7 October 2016

You’ve probably heard the term ‘Information Age’ thrown around quite a bit, but recently there’s been talk of the Age of Information making way for something else entirely — the ‘Experience Age’. The Experience Age refers not to the information we’re so rapidly consuming, but how we choose to consume this information. At present, we’ve reached saturation point with the amount of information we’re consuming. So it’s only natural to get more selective about where, what and how we consume.

One example of this shift away from information towards experience is the decline of the status bar. Increasingly, users are opting for in-the-moment data sharing – as seen through the rise of Snapchat and, more recently, Instagram’s stories feature. This shift towards real-time sharing brings the focus away from carefully-curated archives of information towards experience-driven interfaces that highlight interaction.

Interaction has become visual

The Experience Age means that we’re no longer content with just chatting to our friends via IM. It’s not the information we want; it’s the emotional connection. That connection comes through sophisticated and integrated platforms that promote video sharing, photo sharing and even the use of emojis. Users want to be able to convey meaningful thoughts, feelings and jokes through their interactions, and these days that nearly always includes a visual component.

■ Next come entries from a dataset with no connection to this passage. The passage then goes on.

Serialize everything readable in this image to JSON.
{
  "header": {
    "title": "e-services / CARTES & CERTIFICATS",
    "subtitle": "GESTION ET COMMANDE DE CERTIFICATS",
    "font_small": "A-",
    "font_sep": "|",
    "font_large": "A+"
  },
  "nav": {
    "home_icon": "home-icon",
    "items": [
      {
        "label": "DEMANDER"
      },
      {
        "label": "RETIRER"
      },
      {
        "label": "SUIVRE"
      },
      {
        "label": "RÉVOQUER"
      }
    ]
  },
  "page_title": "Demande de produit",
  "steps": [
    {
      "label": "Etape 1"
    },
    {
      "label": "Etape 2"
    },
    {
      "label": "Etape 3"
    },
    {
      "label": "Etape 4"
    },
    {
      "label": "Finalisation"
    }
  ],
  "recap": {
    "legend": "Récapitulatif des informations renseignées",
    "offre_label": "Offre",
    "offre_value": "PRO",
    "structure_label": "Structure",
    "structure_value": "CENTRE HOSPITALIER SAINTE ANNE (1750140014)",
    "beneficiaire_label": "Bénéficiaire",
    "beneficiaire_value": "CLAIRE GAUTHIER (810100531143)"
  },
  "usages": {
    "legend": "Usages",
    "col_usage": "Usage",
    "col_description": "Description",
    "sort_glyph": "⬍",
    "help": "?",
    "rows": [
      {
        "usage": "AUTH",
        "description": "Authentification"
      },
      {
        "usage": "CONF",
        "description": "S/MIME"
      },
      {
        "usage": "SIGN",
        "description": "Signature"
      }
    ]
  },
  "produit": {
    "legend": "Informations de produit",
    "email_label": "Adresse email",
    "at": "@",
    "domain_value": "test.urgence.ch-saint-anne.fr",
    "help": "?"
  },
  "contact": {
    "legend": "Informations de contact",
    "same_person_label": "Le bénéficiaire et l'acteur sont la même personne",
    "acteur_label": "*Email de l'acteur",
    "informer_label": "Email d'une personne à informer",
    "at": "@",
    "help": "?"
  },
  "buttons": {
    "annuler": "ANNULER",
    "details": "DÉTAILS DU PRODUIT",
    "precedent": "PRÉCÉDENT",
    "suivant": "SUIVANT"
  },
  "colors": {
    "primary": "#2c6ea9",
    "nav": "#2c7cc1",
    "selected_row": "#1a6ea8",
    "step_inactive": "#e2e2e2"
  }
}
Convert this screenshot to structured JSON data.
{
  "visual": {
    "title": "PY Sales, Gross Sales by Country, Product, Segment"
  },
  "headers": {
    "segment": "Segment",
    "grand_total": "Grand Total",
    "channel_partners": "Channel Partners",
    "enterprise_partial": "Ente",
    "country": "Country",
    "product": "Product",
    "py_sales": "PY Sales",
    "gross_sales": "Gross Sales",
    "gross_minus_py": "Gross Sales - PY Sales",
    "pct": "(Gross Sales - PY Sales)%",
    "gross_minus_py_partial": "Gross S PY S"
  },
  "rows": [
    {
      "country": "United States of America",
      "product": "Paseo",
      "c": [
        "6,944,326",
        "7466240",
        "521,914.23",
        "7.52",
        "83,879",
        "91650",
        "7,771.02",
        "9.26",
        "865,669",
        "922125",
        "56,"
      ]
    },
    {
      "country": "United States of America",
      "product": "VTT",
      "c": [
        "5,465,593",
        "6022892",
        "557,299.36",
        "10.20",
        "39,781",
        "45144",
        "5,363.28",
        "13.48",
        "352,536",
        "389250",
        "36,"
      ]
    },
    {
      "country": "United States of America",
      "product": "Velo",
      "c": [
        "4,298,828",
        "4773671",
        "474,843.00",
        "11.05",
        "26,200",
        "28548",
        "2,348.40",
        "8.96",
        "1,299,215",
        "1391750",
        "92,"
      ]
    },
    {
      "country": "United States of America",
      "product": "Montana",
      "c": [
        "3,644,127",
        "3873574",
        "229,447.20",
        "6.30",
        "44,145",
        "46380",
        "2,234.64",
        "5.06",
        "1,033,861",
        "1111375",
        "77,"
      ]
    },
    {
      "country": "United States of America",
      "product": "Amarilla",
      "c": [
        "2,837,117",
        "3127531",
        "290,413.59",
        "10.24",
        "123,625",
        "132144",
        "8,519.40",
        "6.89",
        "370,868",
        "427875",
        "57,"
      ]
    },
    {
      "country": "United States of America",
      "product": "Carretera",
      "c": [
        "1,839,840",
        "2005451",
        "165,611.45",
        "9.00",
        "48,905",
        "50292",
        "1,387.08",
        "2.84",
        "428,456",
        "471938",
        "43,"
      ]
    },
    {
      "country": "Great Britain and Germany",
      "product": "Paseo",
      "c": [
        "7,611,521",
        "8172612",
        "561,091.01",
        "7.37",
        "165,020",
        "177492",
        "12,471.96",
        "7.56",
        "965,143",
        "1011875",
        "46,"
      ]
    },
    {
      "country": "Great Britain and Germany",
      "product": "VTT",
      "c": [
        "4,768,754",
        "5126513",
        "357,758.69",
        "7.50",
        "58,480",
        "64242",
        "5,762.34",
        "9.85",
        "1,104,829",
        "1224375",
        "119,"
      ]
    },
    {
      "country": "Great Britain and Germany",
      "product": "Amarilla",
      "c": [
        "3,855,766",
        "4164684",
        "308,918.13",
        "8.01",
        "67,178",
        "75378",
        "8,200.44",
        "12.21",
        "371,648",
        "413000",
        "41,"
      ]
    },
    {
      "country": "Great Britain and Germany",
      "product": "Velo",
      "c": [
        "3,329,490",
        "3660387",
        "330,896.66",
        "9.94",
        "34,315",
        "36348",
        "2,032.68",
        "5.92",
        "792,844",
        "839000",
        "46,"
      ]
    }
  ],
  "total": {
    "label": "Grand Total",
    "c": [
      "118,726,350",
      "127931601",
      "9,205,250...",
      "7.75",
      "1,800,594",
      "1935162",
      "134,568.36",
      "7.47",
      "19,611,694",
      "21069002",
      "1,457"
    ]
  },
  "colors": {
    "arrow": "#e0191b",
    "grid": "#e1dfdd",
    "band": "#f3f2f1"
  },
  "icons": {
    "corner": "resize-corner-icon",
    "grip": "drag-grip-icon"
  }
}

Many successful technology companies have used video integration as a means of meeting this user need. Facebook’s Live Video feature allows users to upload videos in real time, meaning that instead of posting edited videos after the fact, videos can be more candid and in-the-moment.

Real-time sharing dominates

The move towards video can be partially accredited to the ongoing shift towards social media being accessed via mobile. Constant access to smartphone cameras means tech designers need to create interfaces that prioritise these features.

Once armed with a smartphone, it’s no longer enough to simply be consuming and disseminating information. Users want to share experiences with one another – why write a status update about a wedding when you can share that magical moment directly with your friends.

Much like the Information Age before it, technology developers are at the forefront of the new Experience Age. If you’d like to gain the skills necessary to drive the future of technology, consider studying a Master of Information Technology at SCU Online.

Speak to one of our friendly Student Enrolment Advisors today on 1300 589 882 to find out more.